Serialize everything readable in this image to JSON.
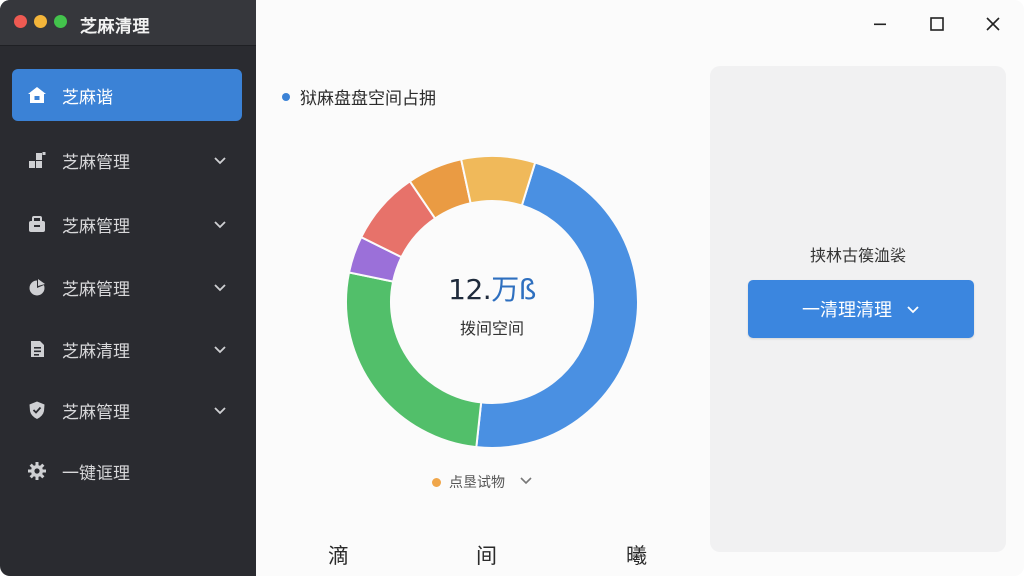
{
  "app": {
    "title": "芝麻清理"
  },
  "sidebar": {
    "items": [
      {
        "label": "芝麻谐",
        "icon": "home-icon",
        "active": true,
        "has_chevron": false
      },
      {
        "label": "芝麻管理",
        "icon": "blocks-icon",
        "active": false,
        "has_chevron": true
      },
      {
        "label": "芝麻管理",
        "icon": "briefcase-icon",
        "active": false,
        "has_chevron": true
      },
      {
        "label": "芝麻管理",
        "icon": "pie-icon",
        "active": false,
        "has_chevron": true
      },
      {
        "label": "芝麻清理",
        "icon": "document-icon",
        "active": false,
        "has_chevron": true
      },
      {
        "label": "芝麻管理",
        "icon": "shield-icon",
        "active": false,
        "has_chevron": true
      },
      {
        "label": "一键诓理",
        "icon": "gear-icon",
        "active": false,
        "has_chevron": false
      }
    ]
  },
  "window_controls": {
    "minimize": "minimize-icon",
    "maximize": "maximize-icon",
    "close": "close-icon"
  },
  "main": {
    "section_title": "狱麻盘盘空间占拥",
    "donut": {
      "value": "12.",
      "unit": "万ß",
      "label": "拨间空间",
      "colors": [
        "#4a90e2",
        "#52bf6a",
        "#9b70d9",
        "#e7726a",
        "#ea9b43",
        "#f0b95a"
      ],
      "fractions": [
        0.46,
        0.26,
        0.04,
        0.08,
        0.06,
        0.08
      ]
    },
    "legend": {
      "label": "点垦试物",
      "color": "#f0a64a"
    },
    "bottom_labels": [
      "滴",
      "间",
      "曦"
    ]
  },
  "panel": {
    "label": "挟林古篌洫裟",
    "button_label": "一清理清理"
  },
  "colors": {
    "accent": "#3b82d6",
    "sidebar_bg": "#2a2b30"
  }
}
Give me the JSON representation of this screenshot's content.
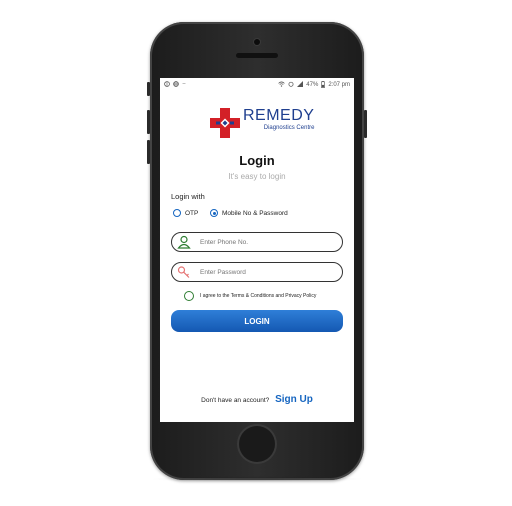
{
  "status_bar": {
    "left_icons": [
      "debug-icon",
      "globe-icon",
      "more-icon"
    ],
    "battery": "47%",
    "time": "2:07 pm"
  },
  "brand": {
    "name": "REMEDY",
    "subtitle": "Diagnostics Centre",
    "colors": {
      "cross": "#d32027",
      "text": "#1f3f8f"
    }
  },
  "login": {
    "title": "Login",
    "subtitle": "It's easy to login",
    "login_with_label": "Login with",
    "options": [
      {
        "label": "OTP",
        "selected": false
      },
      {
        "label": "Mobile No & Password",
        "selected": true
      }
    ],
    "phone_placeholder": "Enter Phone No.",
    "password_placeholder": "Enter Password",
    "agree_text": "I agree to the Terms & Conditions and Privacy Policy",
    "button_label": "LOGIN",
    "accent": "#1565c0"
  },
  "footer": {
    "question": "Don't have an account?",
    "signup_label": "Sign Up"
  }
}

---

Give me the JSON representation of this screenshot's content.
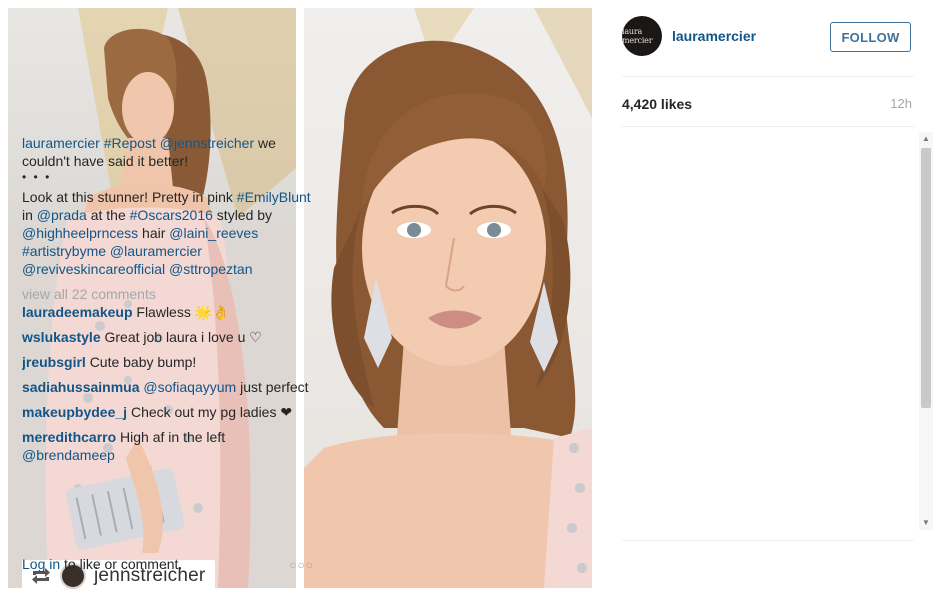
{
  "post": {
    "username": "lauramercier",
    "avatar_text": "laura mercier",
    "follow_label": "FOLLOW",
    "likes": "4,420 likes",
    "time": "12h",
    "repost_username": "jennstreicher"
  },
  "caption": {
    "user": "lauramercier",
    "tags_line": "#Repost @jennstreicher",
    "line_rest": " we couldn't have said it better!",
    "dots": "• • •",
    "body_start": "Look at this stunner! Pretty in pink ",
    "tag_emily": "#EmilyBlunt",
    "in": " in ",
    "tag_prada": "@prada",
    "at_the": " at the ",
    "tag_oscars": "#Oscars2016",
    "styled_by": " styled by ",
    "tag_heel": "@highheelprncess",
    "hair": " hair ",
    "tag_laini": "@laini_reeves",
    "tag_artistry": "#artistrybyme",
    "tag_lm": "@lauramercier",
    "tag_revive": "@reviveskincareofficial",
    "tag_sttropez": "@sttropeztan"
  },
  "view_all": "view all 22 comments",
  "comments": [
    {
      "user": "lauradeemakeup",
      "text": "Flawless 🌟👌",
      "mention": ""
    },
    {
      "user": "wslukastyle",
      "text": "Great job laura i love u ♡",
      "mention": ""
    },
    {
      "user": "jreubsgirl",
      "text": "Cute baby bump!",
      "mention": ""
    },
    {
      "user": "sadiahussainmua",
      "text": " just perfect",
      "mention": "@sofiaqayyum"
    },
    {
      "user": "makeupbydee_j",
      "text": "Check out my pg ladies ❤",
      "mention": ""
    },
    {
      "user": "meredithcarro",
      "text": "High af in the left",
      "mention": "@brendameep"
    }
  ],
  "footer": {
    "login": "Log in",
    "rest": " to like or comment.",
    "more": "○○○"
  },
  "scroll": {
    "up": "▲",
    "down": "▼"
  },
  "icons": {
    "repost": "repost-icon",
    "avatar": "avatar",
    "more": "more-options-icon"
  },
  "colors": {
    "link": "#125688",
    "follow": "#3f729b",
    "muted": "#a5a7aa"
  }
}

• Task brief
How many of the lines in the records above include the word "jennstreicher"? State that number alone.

• Expected output
2